→ Given information:
■ ■ ■
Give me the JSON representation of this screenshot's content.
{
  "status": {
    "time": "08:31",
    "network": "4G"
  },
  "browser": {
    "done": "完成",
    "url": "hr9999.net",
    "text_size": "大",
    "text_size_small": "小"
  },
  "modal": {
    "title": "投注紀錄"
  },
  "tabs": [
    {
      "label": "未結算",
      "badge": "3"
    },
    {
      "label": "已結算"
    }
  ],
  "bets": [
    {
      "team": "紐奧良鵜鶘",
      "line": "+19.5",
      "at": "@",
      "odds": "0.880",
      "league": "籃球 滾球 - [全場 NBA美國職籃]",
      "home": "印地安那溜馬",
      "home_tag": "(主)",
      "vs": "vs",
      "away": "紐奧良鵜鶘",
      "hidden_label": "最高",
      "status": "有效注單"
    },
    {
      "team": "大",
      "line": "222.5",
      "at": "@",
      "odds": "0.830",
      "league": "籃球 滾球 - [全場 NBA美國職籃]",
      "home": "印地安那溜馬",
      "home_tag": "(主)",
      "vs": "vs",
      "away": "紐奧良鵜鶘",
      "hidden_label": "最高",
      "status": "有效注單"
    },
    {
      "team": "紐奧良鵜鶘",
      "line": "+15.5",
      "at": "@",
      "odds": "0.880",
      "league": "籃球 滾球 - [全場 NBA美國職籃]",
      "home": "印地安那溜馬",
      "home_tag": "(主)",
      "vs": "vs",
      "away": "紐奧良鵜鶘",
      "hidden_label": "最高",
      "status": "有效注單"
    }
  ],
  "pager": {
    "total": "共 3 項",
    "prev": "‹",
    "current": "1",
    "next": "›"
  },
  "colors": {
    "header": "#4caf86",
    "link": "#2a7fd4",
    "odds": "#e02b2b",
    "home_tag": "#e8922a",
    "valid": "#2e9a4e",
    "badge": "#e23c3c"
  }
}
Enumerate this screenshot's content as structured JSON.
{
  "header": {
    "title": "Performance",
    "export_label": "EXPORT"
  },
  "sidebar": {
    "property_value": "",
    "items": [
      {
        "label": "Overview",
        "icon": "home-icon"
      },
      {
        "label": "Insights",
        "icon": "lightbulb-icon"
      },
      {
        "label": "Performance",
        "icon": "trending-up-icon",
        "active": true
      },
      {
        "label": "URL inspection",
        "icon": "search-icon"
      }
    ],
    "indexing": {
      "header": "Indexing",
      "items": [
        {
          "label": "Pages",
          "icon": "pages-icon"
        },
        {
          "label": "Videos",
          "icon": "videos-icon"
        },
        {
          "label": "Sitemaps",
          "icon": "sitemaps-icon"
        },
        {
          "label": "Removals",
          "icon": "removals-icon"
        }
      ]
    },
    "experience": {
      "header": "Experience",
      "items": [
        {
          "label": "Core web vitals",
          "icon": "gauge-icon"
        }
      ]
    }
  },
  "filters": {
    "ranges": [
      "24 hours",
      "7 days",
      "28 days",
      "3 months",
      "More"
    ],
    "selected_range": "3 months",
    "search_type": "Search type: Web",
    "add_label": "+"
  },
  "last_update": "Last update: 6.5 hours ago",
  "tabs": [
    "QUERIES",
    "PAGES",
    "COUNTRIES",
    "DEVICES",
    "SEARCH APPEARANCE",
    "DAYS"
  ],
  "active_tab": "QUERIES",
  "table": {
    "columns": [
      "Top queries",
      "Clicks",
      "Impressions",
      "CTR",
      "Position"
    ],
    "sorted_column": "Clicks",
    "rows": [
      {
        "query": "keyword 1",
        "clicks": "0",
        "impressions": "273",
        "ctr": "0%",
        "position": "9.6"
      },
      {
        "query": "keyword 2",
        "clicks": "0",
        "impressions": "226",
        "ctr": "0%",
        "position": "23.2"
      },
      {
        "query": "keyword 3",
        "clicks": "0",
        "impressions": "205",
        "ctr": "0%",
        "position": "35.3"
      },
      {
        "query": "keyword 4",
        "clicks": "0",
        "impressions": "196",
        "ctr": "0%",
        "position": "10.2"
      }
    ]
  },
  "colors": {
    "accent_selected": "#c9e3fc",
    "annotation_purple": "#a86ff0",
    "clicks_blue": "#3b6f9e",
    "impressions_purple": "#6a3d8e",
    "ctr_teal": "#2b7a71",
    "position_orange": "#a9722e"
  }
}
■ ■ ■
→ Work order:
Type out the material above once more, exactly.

→ Output for this exercise:
Give me the JSON representation of this screenshot's content.
{
  "status": {
    "time": "08:31",
    "network": "4G"
  },
  "browser": {
    "done": "完成",
    "url": "hr9999.net",
    "text_size": "大",
    "text_size_small": "小"
  },
  "modal": {
    "title": "投注紀錄"
  },
  "tabs": [
    {
      "label": "未結算",
      "badge": "3"
    },
    {
      "label": "已結算"
    }
  ],
  "bets": [
    {
      "team": "紐奧良鵜鶘",
      "line": "+19.5",
      "at": "@",
      "odds": "0.880",
      "league": "籃球 滾球 - [全場 NBA美國職籃]",
      "home": "印地安那溜馬",
      "home_tag": "(主)",
      "vs": "vs",
      "away": "紐奧良鵜鶘",
      "hidden_label": "最高",
      "status": "有效注單"
    },
    {
      "team": "大",
      "line": "222.5",
      "at": "@",
      "odds": "0.830",
      "league": "籃球 滾球 - [全場 NBA美國職籃]",
      "home": "印地安那溜馬",
      "home_tag": "(主)",
      "vs": "vs",
      "away": "紐奧良鵜鶘",
      "hidden_label": "最高",
      "status": "有效注單"
    },
    {
      "team": "紐奧良鵜鶘",
      "line": "+15.5",
      "at": "@",
      "odds": "0.880",
      "league": "籃球 滾球 - [全場 NBA美國職籃]",
      "home": "印地安那溜馬",
      "home_tag": "(主)",
      "vs": "vs",
      "away": "紐奧良鵜鶘",
      "hidden_label": "最高",
      "status": "有效注單"
    }
  ],
  "pager": {
    "total": "共 3 項",
    "prev": "‹",
    "current": "1",
    "next": "›"
  },
  "colors": {
    "header": "#4caf86",
    "link": "#2a7fd4",
    "odds": "#e02b2b",
    "home_tag": "#e8922a",
    "valid": "#2e9a4e",
    "badge": "#e23c3c"
  }
}
Enumerate this screenshot's content as structured JSON.
{
  "header": {
    "title": "Performance",
    "export_label": "EXPORT"
  },
  "sidebar": {
    "property_value": "",
    "items": [
      {
        "label": "Overview",
        "icon": "home-icon"
      },
      {
        "label": "Insights",
        "icon": "lightbulb-icon"
      },
      {
        "label": "Performance",
        "icon": "trending-up-icon",
        "active": true
      },
      {
        "label": "URL inspection",
        "icon": "search-icon"
      }
    ],
    "indexing": {
      "header": "Indexing",
      "items": [
        {
          "label": "Pages",
          "icon": "pages-icon"
        },
        {
          "label": "Videos",
          "icon": "videos-icon"
        },
        {
          "label": "Sitemaps",
          "icon": "sitemaps-icon"
        },
        {
          "label": "Removals",
          "icon": "removals-icon"
        }
      ]
    },
    "experience": {
      "header": "Experience",
      "items": [
        {
          "label": "Core web vitals",
          "icon": "gauge-icon"
        }
      ]
    }
  },
  "filters": {
    "ranges": [
      "24 hours",
      "7 days",
      "28 days",
      "3 months",
      "More"
    ],
    "selected_range": "3 months",
    "search_type": "Search type: Web",
    "add_label": "+"
  },
  "last_update": "Last update: 6.5 hours ago",
  "tabs": [
    "QUERIES",
    "PAGES",
    "COUNTRIES",
    "DEVICES",
    "SEARCH APPEARANCE",
    "DAYS"
  ],
  "active_tab": "QUERIES",
  "table": {
    "columns": [
      "Top queries",
      "Clicks",
      "Impressions",
      "CTR",
      "Position"
    ],
    "sorted_column": "Clicks",
    "rows": [
      {
        "query": "keyword 1",
        "clicks": "0",
        "impressions": "273",
        "ctr": "0%",
        "position": "9.6"
      },
      {
        "query": "keyword 2",
        "clicks": "0",
        "impressions": "226",
        "ctr": "0%",
        "position": "23.2"
      },
      {
        "query": "keyword 3",
        "clicks": "0",
        "impressions": "205",
        "ctr": "0%",
        "position": "35.3"
      },
      {
        "query": "keyword 4",
        "clicks": "0",
        "impressions": "196",
        "ctr": "0%",
        "position": "10.2"
      }
    ]
  },
  "colors": {
    "accent_selected": "#c9e3fc",
    "annotation_purple": "#a86ff0",
    "clicks_blue": "#3b6f9e",
    "impressions_purple": "#6a3d8e",
    "ctr_teal": "#2b7a71",
    "position_orange": "#a9722e"
  }
}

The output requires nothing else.